Data in this exercise.
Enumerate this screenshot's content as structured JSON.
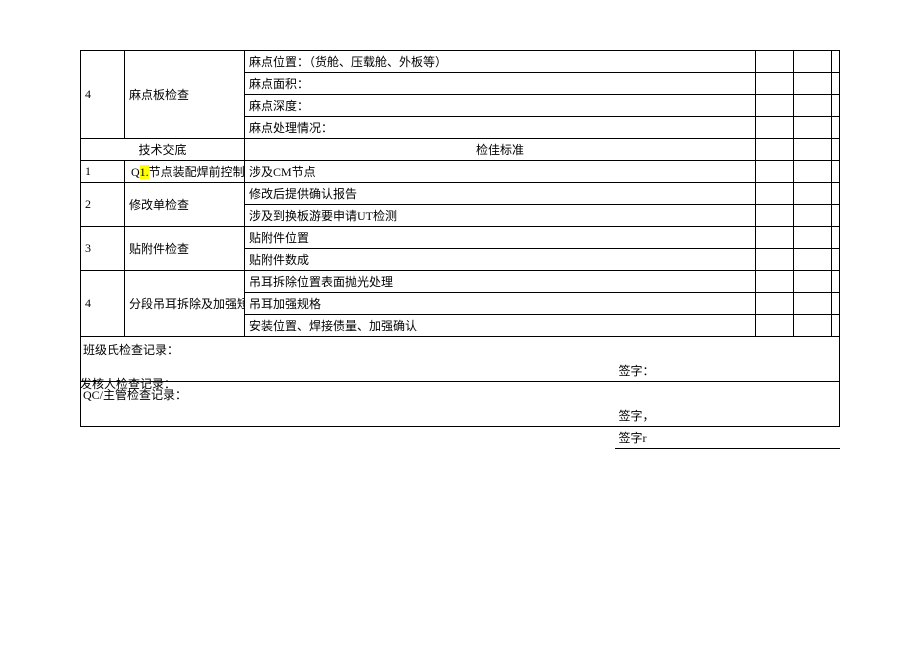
{
  "section1": {
    "r4": {
      "num": "4",
      "item": "麻点板检查",
      "lines": [
        "麻点位置：（货舱、压载舱、外板等）",
        "麻点面积：",
        "麻点深度：",
        "麻点处理情况："
      ]
    }
  },
  "header2": {
    "tech": "技术交底",
    "standard": "检佳标准"
  },
  "section2": {
    "r1": {
      "num": "1",
      "prefix": "Q",
      "hl": "1.",
      "suffix": "节点装配焊前控制",
      "lines": [
        "涉及CM节点"
      ]
    },
    "r2": {
      "num": "2",
      "item": "修改单检查",
      "lines": [
        "修改后提供确认报告",
        "涉及到换板游要申请UT检测"
      ]
    },
    "r3": {
      "num": "3",
      "item": "贴附件检查",
      "lines": [
        "贴附件位置",
        "贴附件数成"
      ]
    },
    "r4": {
      "num": "4",
      "item": "分段吊耳拆除及加强短接",
      "lines": [
        "吊耳拆除位置表面抛光处理",
        "吊耳加强规格",
        "安装位置、焊接债量、加强确认"
      ]
    }
  },
  "records": {
    "class_record": "班级氏检查记录：",
    "qc_record": "QC/主管检查记录：",
    "issuer_record": "发核人检查记录：",
    "sign1": "签字：",
    "sign2": "签字，",
    "sign3": "签字r"
  }
}
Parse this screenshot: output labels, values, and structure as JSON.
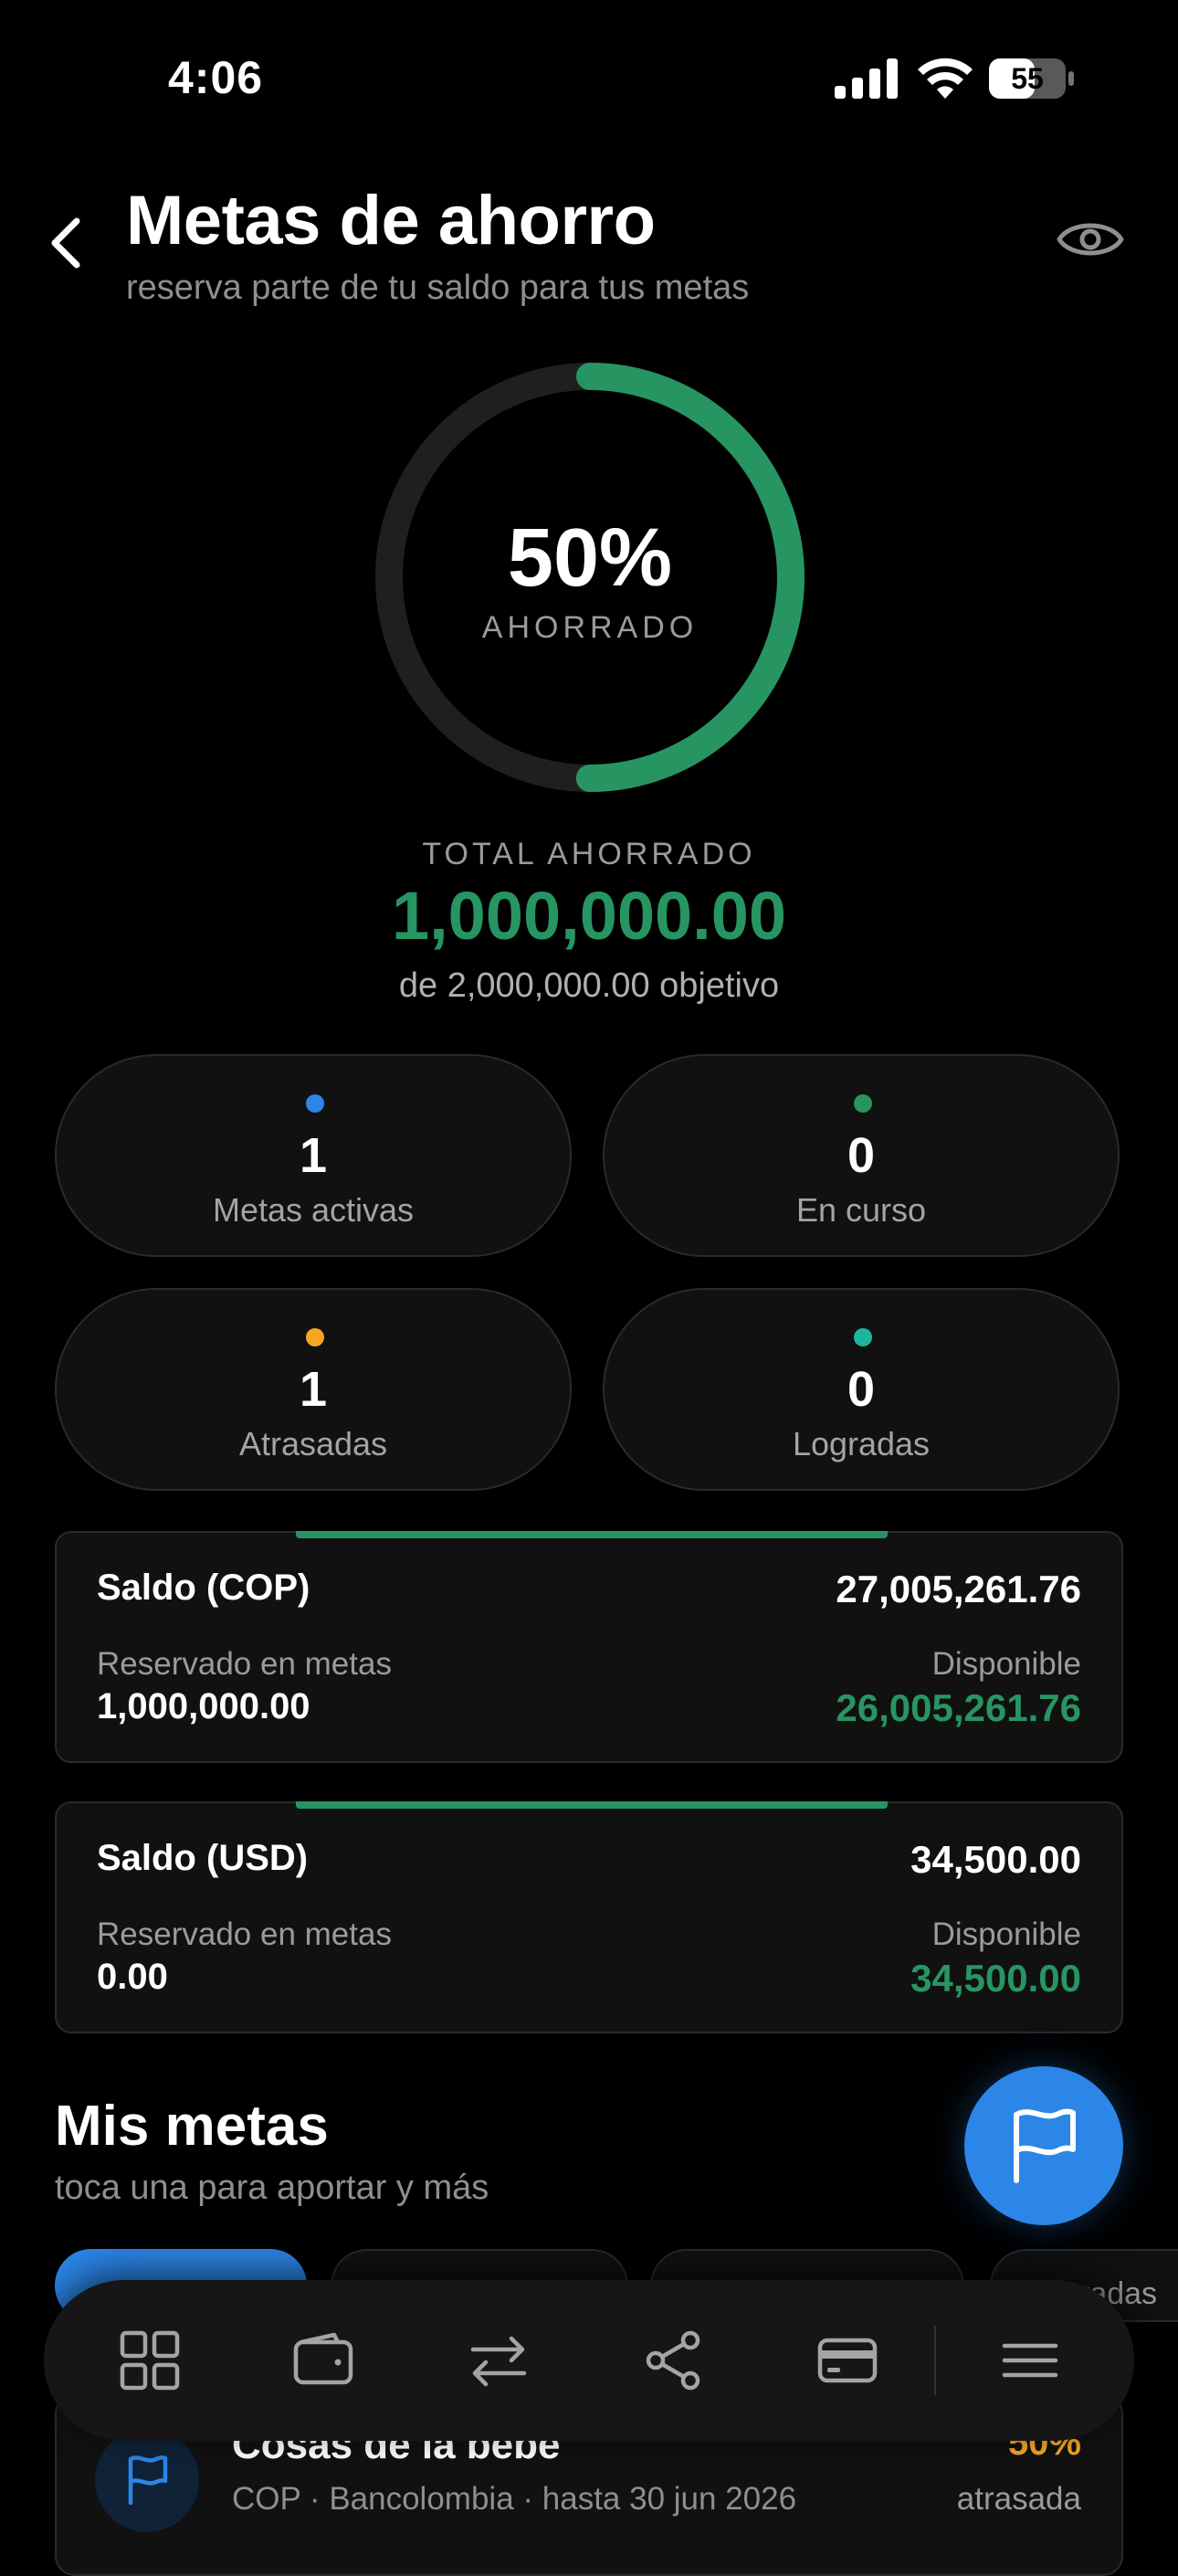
{
  "status_bar": {
    "time": "4:06",
    "battery": "55"
  },
  "header": {
    "title": "Metas de ahorro",
    "subtitle": "reserva parte de tu saldo para tus metas"
  },
  "progress": {
    "percent_text": "50%",
    "percent_value": 0.5,
    "label": "AHORRADO",
    "ring_color": "#279562",
    "track_color": "#1f1f21"
  },
  "totals": {
    "label": "TOTAL AHORRADO",
    "value": "1,000,000.00",
    "goal": "de 2,000,000.00 objetivo"
  },
  "stats": [
    {
      "value": "1",
      "label": "Metas activas",
      "color": "#2b86e8"
    },
    {
      "value": "0",
      "label": "En curso",
      "color": "#279562"
    },
    {
      "value": "1",
      "label": "Atrasadas",
      "color": "#f5a623"
    },
    {
      "value": "0",
      "label": "Logradas",
      "color": "#1fb5a0"
    }
  ],
  "balances": [
    {
      "name": "Saldo (COP)",
      "amount": "27,005,261.76",
      "reserved_label": "Reservado en metas",
      "reserved_value": "1,000,000.00",
      "available_label": "Disponible",
      "available_value": "26,005,261.76"
    },
    {
      "name": "Saldo (USD)",
      "amount": "34,500.00",
      "reserved_label": "Reservado en metas",
      "reserved_value": "0.00",
      "available_label": "Disponible",
      "available_value": "34,500.00"
    }
  ],
  "goals_section": {
    "title": "Mis metas",
    "subtitle": "toca una para aportar y más",
    "filters": [
      "",
      "",
      "",
      "radas"
    ],
    "items": [
      {
        "name": "Cosas de la bebe",
        "meta": "COP · Bancolombia · hasta 30 jun 2026",
        "percent": "50%",
        "status": "atrasada"
      }
    ]
  },
  "nav": {
    "icons": [
      "grid-icon",
      "wallet-icon",
      "transfer-icon",
      "share-icon",
      "card-icon",
      "menu-icon"
    ]
  }
}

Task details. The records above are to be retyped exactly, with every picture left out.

Completed exercise.
Enumerate this screenshot's content as structured JSON.
{
  "section1": {
    "r4": {
      "num": "4",
      "item": "麻点板检查",
      "lines": [
        "麻点位置：（货舱、压载舱、外板等）",
        "麻点面积：",
        "麻点深度：",
        "麻点处理情况："
      ]
    }
  },
  "header2": {
    "tech": "技术交底",
    "standard": "检佳标准"
  },
  "section2": {
    "r1": {
      "num": "1",
      "prefix": "Q",
      "hl": "1.",
      "suffix": "节点装配焊前控制",
      "lines": [
        "涉及CM节点"
      ]
    },
    "r2": {
      "num": "2",
      "item": "修改单检查",
      "lines": [
        "修改后提供确认报告",
        "涉及到换板游要申请UT检测"
      ]
    },
    "r3": {
      "num": "3",
      "item": "贴附件检查",
      "lines": [
        "贴附件位置",
        "贴附件数成"
      ]
    },
    "r4": {
      "num": "4",
      "item": "分段吊耳拆除及加强短接",
      "lines": [
        "吊耳拆除位置表面抛光处理",
        "吊耳加强规格",
        "安装位置、焊接债量、加强确认"
      ]
    }
  },
  "records": {
    "class_record": "班级氏检查记录：",
    "qc_record": "QC/主管检查记录：",
    "issuer_record": "发核人检查记录：",
    "sign1": "签字：",
    "sign2": "签字，",
    "sign3": "签字r"
  }
}
Parse this screenshot: output labels, values, and structure as JSON.
{
  "status_bar": {
    "time": "4:06",
    "battery": "55"
  },
  "header": {
    "title": "Metas de ahorro",
    "subtitle": "reserva parte de tu saldo para tus metas"
  },
  "progress": {
    "percent_text": "50%",
    "percent_value": 0.5,
    "label": "AHORRADO",
    "ring_color": "#279562",
    "track_color": "#1f1f21"
  },
  "totals": {
    "label": "TOTAL AHORRADO",
    "value": "1,000,000.00",
    "goal": "de 2,000,000.00 objetivo"
  },
  "stats": [
    {
      "value": "1",
      "label": "Metas activas",
      "color": "#2b86e8"
    },
    {
      "value": "0",
      "label": "En curso",
      "color": "#279562"
    },
    {
      "value": "1",
      "label": "Atrasadas",
      "color": "#f5a623"
    },
    {
      "value": "0",
      "label": "Logradas",
      "color": "#1fb5a0"
    }
  ],
  "balances": [
    {
      "name": "Saldo (COP)",
      "amount": "27,005,261.76",
      "reserved_label": "Reservado en metas",
      "reserved_value": "1,000,000.00",
      "available_label": "Disponible",
      "available_value": "26,005,261.76"
    },
    {
      "name": "Saldo (USD)",
      "amount": "34,500.00",
      "reserved_label": "Reservado en metas",
      "reserved_value": "0.00",
      "available_label": "Disponible",
      "available_value": "34,500.00"
    }
  ],
  "goals_section": {
    "title": "Mis metas",
    "subtitle": "toca una para aportar y más",
    "filters": [
      "",
      "",
      "",
      "radas"
    ],
    "items": [
      {
        "name": "Cosas de la bebe",
        "meta": "COP · Bancolombia · hasta 30 jun 2026",
        "percent": "50%",
        "status": "atrasada"
      }
    ]
  },
  "nav": {
    "icons": [
      "grid-icon",
      "wallet-icon",
      "transfer-icon",
      "share-icon",
      "card-icon",
      "menu-icon"
    ]
  }
}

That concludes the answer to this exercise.